While I mainly judge restaurants based on the taste of their food, service, price and atmosphere are also something to consider. And I have to say, Echo & Rig delivers on all fronts. When we walked in, the hostess downstairs made a point of asking our last name, and we were addressed as “Mr. and Mrs. Ciciliano” throughout the night. The manager made a point of coming over to our table, thanking us for coming, and asking us to contact him directly the next time we needed a reservation. As I have mentioned, the waiter was incredibly knowledgeable about the menu, and immediately offered a free dessert when he saw something about the dinner was not quite right.
The building itself is two stories, with the bar and butcher shop on the first floor, and the dining tables on the second. An elevator is available for those who physical challenges, but the staircase adds a nice bit of drama. As large as the building is, I don’t think the dining room actually holds a large number of tables, so reservations are probably preferred for a weekend night. When it isn’t overly hot, the outdoor seating is supposedly lovely as well.
Finally, given the atmosphere and food quality, Echo & Rig has to be the best deal in town. Part of their marketing is to openly advertise that they serve quality food at a reasonable price, and its true. If they were located on the strip, there prices would be 40-50% higher. Eating here provides a high class experience for an affordable price. They even have a no cork fee policy, that they openly encourage. That means you can come have a nice dinner, for an affordable price, and your waiter will happily pour your wine from the bottle you picked up from BevMo on the way to dinner.

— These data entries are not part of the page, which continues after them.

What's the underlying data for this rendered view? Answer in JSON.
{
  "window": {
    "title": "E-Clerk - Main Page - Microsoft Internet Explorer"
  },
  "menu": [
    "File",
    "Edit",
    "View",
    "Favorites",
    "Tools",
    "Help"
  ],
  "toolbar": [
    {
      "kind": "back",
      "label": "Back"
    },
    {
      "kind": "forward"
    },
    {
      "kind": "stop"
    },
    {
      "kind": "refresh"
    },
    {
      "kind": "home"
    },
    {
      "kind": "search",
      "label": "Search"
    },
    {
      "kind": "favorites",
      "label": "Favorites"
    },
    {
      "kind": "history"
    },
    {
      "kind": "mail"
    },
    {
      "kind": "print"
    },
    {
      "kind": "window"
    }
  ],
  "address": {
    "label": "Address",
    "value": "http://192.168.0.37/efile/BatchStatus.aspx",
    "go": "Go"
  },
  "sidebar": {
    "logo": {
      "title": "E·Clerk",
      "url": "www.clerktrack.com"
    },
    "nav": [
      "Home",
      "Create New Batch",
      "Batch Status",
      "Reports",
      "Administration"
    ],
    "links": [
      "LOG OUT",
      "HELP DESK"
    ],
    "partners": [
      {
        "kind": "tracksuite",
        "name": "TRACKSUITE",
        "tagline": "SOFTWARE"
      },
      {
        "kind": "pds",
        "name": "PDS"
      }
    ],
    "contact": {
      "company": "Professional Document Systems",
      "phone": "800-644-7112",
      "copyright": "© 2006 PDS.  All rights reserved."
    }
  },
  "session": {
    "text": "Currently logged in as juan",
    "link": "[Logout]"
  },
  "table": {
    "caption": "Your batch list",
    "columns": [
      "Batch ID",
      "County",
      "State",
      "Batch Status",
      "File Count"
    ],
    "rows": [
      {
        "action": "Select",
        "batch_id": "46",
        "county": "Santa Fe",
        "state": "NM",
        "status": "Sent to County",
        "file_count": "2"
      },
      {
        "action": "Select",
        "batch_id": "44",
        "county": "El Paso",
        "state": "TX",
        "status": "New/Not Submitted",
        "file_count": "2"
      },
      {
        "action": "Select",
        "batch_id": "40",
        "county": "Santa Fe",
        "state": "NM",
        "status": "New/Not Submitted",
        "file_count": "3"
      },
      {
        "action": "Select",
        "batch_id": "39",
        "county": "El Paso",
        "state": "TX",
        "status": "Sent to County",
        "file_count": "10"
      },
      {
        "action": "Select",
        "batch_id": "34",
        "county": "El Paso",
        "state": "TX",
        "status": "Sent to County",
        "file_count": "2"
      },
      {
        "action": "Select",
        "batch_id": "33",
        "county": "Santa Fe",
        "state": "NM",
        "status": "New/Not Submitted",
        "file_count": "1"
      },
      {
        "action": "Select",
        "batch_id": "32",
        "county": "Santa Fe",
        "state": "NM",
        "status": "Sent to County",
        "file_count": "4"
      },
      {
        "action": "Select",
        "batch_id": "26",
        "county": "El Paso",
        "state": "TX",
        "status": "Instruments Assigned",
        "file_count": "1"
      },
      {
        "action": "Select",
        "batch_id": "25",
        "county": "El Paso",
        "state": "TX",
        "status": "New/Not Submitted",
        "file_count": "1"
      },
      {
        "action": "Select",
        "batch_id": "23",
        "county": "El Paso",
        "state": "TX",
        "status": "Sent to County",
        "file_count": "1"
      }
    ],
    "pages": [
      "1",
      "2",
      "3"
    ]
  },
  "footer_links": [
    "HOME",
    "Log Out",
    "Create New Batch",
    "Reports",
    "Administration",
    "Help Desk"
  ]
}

Too often in Las Vegas, the celebrity restaurants on the Strip get all of the glory. Echo & Rig stands up to the best of them, with the added bonus of you won’t have to fight your way through a casino to get there. Giving my business to Echo & Rig means supporting a local restaurant, which supports small farms, while also having a stellar meal. I look forward to going back soon.